As Ireland is a small, open economy, Irish Medtech companies have always been global in their outlook, which has been a key driver of the growth of the sector from a total of 50 to 300 companies over the past 25 years. The Irish companies serving the strong multinational base in Ireland have built up expertise in meeting their needs on a global scale, both in terms of compliance with international standards and increased innovation and efficiency.
As a result of the relatively small domestic market size, most companies that have developed their own unique products and solutions are ‘born global’ – focused on international markets from day one. This is helped by the pro-business environment and a government culture which supports companies looking to innovate, grow and compete globally. Ireland was ranked amongst the top 20 of 190 economies this year by the World Bank for ‘ease of doing business.’
Ireland is recognised globally as a major centre of excellence in the Medtech sector. The industry in Ireland is one of the most dynamic, innovative and adaptable in the world and the people it employs have a ‘can-do’ attitude. They are easy to do business with and are committed to developing relationships with clients over time.
Ireland is ranked first in the world for attracting and retaining talent in IMD’s 2017 Global Competitiveness Yearbook and Ireland is the highest employer of Medtech professionals per capita in Europe.
The talent pool in the Medtech sector demonstrates a strong ability to solve problems, to work in teams and be collegial. Ireland’s workforce generally is the youngest in Europe, with one-third of its population now under 25 years of age.
A lot of people now working in Irish Medtech companies previously worked in healthcare multinationals. This means they have a particularly good understanding of client needs and how they prefer to work with suppliers. Irish Medtech companies also have a keen insight into the needs and requirements of hospitals and wider clinical community, as the collaborative nature of the ecosystem in Ireland facilitates easy access to hospital settings and clinicians.
A strong heritage of supplying multinationals on a global basis and the culture of collaboration within the Irish market have made a partnership approach second-nature to Irish Medtech companies.
Rather than simply selling a product ‘off the shelf,’ they work with clients worldwide to tailor-make solutions to suit their requirements and solve their problems. They have proven themselves to be particularly agile in dealing with fast-paced change in the marketplace.
Hospitals can be concerned that the introduction of a brand-new medical device or solution will require a change in mindset and affect the way that clinicians work. Irish Medtech companies provide technical support on the ground in overseas markets to alleviate this concern and facilitate the introduction of their new devices.
Because of their focus on international compliance and standards, Irish Medtech companies have established a strong reputation in terms of reliability – both in terms of the products and solutions they provide and their ability to deliver within the timeframe required.

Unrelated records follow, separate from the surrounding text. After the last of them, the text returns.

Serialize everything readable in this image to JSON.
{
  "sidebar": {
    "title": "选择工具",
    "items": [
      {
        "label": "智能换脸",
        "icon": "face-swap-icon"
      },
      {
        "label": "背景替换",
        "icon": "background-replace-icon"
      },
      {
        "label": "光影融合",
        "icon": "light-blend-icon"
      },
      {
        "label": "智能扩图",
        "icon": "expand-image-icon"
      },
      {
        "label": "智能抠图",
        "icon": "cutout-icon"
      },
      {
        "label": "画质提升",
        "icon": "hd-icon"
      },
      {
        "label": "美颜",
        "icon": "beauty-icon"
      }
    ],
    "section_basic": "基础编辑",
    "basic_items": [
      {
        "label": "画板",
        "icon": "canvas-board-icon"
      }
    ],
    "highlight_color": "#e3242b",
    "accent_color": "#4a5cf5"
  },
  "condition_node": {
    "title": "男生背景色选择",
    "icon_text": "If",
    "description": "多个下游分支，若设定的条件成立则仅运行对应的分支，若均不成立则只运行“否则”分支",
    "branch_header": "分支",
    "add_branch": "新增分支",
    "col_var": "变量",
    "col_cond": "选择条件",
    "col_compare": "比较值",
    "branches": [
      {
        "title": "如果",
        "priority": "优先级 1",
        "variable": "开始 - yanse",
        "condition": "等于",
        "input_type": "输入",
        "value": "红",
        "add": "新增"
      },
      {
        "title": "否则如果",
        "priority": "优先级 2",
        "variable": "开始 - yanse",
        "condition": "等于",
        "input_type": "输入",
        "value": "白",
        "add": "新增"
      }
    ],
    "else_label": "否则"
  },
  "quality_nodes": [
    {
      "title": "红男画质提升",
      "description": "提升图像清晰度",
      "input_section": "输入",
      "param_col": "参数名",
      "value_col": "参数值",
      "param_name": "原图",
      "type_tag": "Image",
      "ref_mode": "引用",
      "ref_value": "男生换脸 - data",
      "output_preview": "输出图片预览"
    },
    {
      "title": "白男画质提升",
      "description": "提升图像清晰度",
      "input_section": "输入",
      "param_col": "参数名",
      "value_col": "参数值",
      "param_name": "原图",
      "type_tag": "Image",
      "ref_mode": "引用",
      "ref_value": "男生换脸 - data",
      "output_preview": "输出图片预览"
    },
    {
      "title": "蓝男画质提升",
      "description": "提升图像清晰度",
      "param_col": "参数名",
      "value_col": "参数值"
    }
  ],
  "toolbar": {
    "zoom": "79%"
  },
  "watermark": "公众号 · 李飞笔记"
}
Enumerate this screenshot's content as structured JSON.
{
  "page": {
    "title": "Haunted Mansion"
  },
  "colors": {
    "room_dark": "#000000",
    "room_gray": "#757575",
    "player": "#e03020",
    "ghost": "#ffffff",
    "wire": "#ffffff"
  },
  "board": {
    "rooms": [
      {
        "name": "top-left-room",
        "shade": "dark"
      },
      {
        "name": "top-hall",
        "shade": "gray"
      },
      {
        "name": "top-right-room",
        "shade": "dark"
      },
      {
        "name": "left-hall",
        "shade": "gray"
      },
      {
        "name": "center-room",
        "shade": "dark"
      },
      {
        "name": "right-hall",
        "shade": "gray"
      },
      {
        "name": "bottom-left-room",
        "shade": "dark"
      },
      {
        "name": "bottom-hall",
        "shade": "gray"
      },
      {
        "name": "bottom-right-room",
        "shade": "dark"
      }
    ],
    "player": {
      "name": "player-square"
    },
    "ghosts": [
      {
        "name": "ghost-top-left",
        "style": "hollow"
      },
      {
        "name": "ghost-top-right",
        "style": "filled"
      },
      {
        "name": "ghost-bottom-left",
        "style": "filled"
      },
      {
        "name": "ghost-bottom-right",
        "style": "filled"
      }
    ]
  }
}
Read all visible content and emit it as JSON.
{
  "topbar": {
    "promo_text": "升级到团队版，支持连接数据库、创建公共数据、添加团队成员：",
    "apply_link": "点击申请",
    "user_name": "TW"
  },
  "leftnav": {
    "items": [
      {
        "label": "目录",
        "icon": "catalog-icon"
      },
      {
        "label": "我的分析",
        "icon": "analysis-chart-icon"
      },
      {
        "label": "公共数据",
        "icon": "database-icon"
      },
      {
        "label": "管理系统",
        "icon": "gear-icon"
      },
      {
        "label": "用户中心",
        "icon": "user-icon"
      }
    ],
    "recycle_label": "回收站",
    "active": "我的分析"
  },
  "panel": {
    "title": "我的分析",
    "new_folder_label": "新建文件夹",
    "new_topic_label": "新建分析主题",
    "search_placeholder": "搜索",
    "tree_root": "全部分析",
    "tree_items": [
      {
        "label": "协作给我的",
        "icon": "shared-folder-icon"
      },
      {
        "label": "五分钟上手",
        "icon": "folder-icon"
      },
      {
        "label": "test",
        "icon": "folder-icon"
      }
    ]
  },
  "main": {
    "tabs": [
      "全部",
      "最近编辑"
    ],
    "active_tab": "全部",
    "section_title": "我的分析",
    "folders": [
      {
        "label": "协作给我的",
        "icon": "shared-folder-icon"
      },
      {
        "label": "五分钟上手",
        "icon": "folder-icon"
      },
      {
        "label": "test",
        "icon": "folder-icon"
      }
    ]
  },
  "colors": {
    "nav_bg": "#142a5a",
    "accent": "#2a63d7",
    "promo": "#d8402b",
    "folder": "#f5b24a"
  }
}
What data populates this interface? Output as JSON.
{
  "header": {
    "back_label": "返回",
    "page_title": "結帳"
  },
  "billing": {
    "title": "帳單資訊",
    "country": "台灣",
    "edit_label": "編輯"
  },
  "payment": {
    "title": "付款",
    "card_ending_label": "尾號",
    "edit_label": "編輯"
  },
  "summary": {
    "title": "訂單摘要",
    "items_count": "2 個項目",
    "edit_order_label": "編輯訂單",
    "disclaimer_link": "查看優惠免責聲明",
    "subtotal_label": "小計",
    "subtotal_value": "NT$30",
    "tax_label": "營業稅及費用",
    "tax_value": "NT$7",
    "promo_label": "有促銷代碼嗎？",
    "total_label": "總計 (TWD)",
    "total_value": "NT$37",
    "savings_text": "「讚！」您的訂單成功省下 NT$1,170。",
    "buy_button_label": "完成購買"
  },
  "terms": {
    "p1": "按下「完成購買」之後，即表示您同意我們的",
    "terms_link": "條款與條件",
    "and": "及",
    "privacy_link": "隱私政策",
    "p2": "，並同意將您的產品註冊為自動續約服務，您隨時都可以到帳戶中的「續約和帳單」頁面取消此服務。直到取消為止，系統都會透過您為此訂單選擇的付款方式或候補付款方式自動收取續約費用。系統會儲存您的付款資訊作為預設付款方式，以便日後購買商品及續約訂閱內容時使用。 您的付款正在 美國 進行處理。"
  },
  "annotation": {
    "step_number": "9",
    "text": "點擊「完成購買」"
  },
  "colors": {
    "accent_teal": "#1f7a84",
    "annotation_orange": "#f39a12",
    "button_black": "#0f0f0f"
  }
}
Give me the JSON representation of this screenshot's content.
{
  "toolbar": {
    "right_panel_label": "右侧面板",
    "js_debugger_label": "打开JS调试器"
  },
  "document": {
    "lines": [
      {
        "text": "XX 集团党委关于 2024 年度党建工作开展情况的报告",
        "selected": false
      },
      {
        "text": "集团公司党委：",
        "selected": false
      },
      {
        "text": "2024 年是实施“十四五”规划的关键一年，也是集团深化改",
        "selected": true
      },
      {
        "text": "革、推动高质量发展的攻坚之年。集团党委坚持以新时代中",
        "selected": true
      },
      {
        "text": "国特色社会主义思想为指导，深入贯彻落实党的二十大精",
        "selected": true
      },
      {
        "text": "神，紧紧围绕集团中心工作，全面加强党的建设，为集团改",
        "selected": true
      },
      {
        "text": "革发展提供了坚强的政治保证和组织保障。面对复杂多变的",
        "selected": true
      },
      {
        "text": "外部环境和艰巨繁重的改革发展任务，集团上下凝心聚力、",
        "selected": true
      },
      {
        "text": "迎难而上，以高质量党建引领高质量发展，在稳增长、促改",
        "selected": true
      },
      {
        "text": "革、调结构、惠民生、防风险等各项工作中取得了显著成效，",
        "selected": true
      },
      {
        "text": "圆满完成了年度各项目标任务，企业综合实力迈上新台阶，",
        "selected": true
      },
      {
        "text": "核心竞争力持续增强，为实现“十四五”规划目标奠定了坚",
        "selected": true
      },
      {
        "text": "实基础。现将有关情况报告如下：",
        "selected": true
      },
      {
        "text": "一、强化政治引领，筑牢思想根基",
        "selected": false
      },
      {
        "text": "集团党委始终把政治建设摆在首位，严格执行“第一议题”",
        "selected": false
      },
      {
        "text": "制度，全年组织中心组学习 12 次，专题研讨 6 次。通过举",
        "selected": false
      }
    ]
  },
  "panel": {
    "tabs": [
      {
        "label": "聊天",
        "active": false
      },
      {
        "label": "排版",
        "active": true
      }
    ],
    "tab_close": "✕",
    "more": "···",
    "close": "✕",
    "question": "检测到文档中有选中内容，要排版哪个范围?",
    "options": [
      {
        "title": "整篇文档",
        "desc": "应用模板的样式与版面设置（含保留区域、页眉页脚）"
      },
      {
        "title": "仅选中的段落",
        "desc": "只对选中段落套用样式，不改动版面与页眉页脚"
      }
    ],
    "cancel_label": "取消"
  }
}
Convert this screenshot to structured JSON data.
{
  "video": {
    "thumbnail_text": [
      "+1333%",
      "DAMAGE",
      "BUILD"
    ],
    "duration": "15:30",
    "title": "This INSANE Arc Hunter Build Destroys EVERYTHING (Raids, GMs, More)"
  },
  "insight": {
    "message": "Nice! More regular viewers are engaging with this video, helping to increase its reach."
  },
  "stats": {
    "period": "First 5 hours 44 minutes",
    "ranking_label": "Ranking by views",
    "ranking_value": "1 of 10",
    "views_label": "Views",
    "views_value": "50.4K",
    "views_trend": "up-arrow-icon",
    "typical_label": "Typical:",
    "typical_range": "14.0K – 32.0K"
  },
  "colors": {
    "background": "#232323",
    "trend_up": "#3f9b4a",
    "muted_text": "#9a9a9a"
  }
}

This is vital at a time when healthcare systems are under pressure to cut costs and patients have higher expectations and demands.
Ireland will be the only English speaking EU member state post-Brexit with the same common law jurisdiction as the UK.
Thanks to Ireland’s strong commitment to EU membership, EU customers of Irish Medtech companies need not be concerned about currency fluctuations, trade barriers and movement of people.